Prompt: From the entries that follow, copy every line with the word "icon".
(Input records Opens)
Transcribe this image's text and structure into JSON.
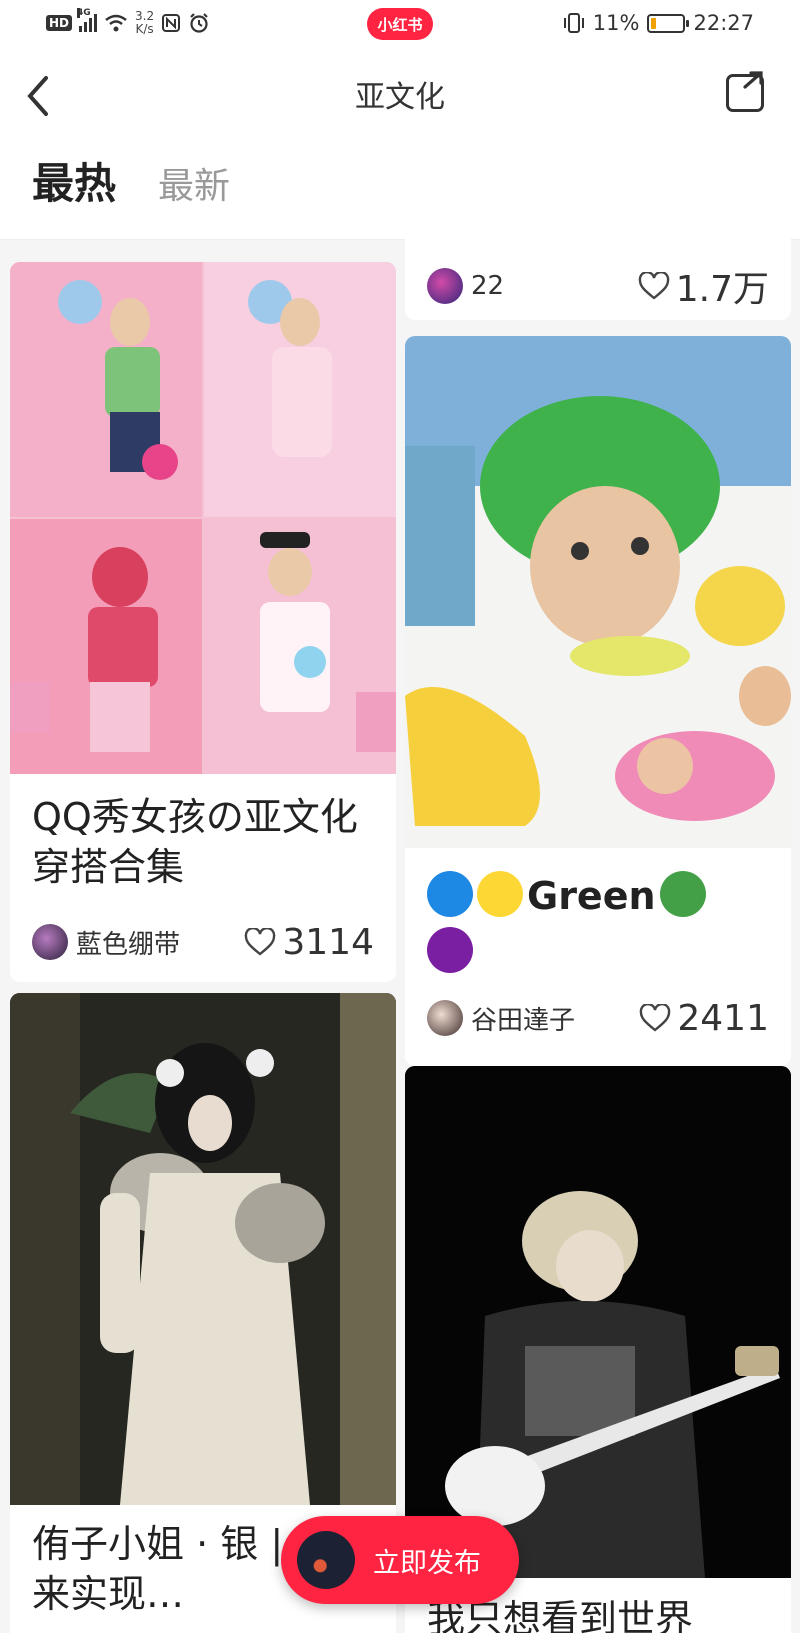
{
  "status_bar": {
    "hd": "HD",
    "network": "4G",
    "speed_value": "3.2",
    "speed_unit": "K/s",
    "app_badge": "小红书",
    "battery_pct": "11%",
    "battery_fill": 0.11,
    "time": "22:27"
  },
  "header": {
    "title": "亚文化",
    "back_icon": "chevron-left-icon",
    "share_icon": "share-icon"
  },
  "tabs": [
    {
      "label": "最热",
      "active": true
    },
    {
      "label": "最新",
      "active": false
    }
  ],
  "feed": {
    "left": [
      {
        "title": "QQ秀女孩の亚文化穿搭合集",
        "author": "藍色绷带",
        "likes": "3114"
      },
      {
        "title": "侑子小姐 · 银 | 让我来实现…"
      }
    ],
    "right": [
      {
        "author_count": "22",
        "likes": "1.7万"
      },
      {
        "title_text": "Green",
        "author": "谷田達子",
        "likes": "2411"
      },
      {
        "title": "我只想看到世界"
      }
    ]
  },
  "publish": {
    "label": "立即发布"
  },
  "colors": {
    "brand": "#ff2442",
    "blue": "#1e88e5",
    "yellow": "#fdd835",
    "green": "#43a047",
    "purple": "#7b1fa2"
  }
}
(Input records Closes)
Answer box:
    "back_icon": "chevron-left-icon",
    "share_icon": "share-icon"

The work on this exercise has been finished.